DisruptInvest Summit 2023: Respond.io and Lapasar demonstrate value of getting the business and team right
By Anwar Jumabhoy May 7, 2023
- While type of business impacts valuation, one also needs to 'earn' their valuation
- Lapasar proves Malaysia not too small, possible to buld large, profitable business
I recently moderated a session at the DisruptInvest Summit 2023, held in Kuala Lumpur in March.
My panellists were; Gerardo Salandra, CEO and founder of Respond.io, which is a WhatsApp conversational software company. Founded in Hong Kong, they moved to Kuala Lumpur before the pandemic. They first raised a seed round of US$250,000 and went on to do three rounds, raising a total of US$10 million. The last one was a US$7 million round in December 2022.
Noomi Fessler, who was part of the Nexea team (hosts of this conference together with Digital News Asia) but joined Lapasar at the time of their first raise in 2018. She is now the CFO of the company. Lapasar first raised a seed round of RM50,000, followed by five more rounds, raising over RM25 million in total. The most recent RM15 million was in December 2022.
We were also joined by Paramjit Singh, Chief Investment Officer of Malaysia Venture Capital Management Bhd.
This session provided some valuable takeaways for the audience who were mainly startup founders and early-stage investors. Plus, Gerardo and Noomi were super open and willing to share their funding journeys which had many commonalities, despite the businesses being quite different.

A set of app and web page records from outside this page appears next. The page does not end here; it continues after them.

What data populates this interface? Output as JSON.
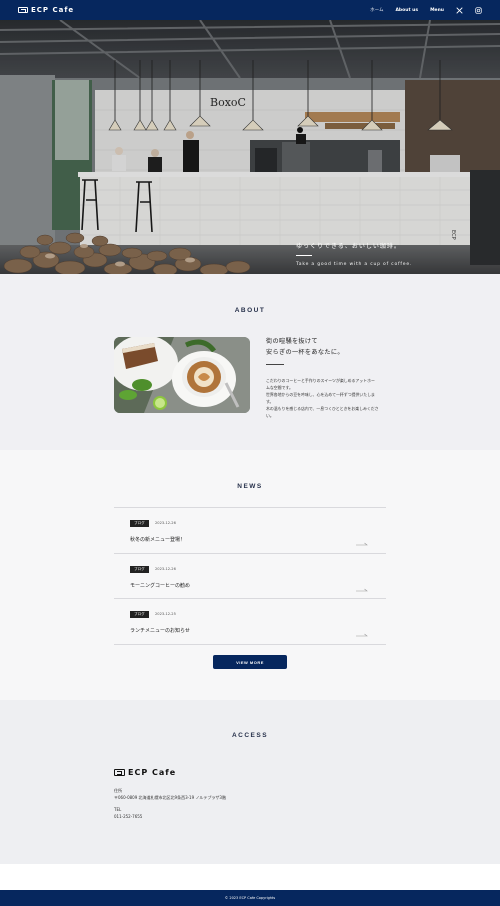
{
  "header": {
    "logo_text": "ECP Cafe",
    "nav": [
      {
        "label": "ホーム"
      },
      {
        "label": "About us"
      },
      {
        "label": "Menu"
      }
    ],
    "social_icons": [
      "x-icon",
      "instagram-icon"
    ]
  },
  "hero": {
    "catch_jp": "ゆっくりできる、おいしい珈琲。",
    "catch_en": "Take a good time with a cup of coffee."
  },
  "about": {
    "title": "ABOUT",
    "lead_line1": "街の喧騒を抜けて",
    "lead_line2": "安らぎの一杯をあなたに。",
    "body_line1": "こだわりのコーヒーと手作りのスイーツが楽しめるアットホー",
    "body_line2": "ムな空間です。",
    "body_line3": "世界各地からの豆を吟味し、心を込めて一杯ずつ提供いたしま",
    "body_line4": "す。",
    "body_line5": "木の温もりを感じる店内で、一息つくひとときをお楽しみくださ",
    "body_line6": "い。"
  },
  "news": {
    "title": "NEWS",
    "items": [
      {
        "tag": "ブログ",
        "date": "2023-12-26",
        "title": "秋冬の新メニュー登場！"
      },
      {
        "tag": "ブログ",
        "date": "2023-12-26",
        "title": "モーニングコーヒーの勧め"
      },
      {
        "tag": "ブログ",
        "date": "2023-12-25",
        "title": "ランチメニューのお知らせ"
      }
    ],
    "view_more": "VIEW MORE"
  },
  "access": {
    "title": "ACCESS",
    "logo_text": "ECP Cafe",
    "address_label": "住所",
    "address": "〒060-0809 北海道札幌市北区北9条西3-19 ノルテプラザ3階",
    "tel_label": "TEL",
    "tel": "011-252-7655"
  },
  "footer": {
    "copyright": "© 2023 ECP Cafe Copyrights"
  },
  "colors": {
    "navy": "#06275e",
    "about_bg": "#f0f0f3",
    "news_bg": "#f7f7f8",
    "access_bg": "#eeeff2"
  }
}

We started with the “elephant in the room” question – did you get the valuation you asked for? Both of them replied YES – every single time. Gerardo even remarked that he got a slightly higher valuation! So put that to bed.
If you get the business and team right, when in front of the “right investor” the discussion is not about the valuation. This is from two seasoned “fundraisers” who did multiple rounds from 2018 to 2022. Yes, they were the tech-boom years, which we see now in the rear-view mirror.
These are the other nuggets that I thought were of interest:
- Expect multiple funding rounds: Gerardo talked about “earning your valuation”. What does that mean? After you raise the money you need to rapidly grow your company – revenues or profits, so that the valuation becomes reasonable. In the case of Respond.io, their revenue in 2022, grew by almost 6x, thereby making the 25x revenue multiple valuation look reasonable. And today, they have more than US$7. 5 million cash sitting in the bank, demonstrating an old truth about raising funding – best to raise money when you don’t need it!
- The type of business impacts the valuation: Software businesses, like Respond.io, command a much higher valuation because of the “stickiness” of their offering. They enjoy higher customer retention and recurring revenue and therefore have a higher “customer lifetime value”. Valuations can range from 5 – 15x revenues. Paramjit mentioned that in contrast to trading or e-commerce companies that are valued at 0.8-1.5x multiple of their annual gross merchandise value (GMV). This was the case for Lapasar. It might seem strange, but the amount of raise also impacts the valuation as investors don’t want to unreasonably dilute founders - Raise a big number and your valuation needs to be an even bigger multiple!
- The size of the market has an impact on valuation: That’s obvious. More customers means more revenue, which leads to higher valuations. Gerardo explained they are a global company with +10,000 customers from 86 countries. For him, the best investors measure the “burn multiplier” – how much are you investing in the business for each dollar of revenue growth. Lapasar, Noomi explained, is also watching all the performance metrics to get to profitability. A few years ago investors were excited about companies going regional because the perception was the Malaysian market was too small. Having doubled revenues, Lapasar has shown that it is possible to build a large and profitable company with an “only Malaysia” business.
Investor money is not sentimental, it chases the best return. The challenge for founders is to put the “right opportunity” in front of the “right investor”.
Gerardo revealed that at the early stage, they turned down Alibaba Group because they felt they were too small for a “corporate investor”. When word of this got out, there was a rush of Angel investors knocking on their doors - so it worked out well. He would rather have a realistic investor, who looks at their “burn ratio” to build the future, rather than one that “dreams the future”. The latter often has unrealistic growth expectations putting immense pressure on the founders.
While money is not sentimental, it is emotional. The recent tech valuation falls have moved investors from FOMO (Fear Of Missing Out) to JOMO (Joy Of Missing Out). I expect interest in tech investing to be back by the last quarter of 2023.
Related Stories :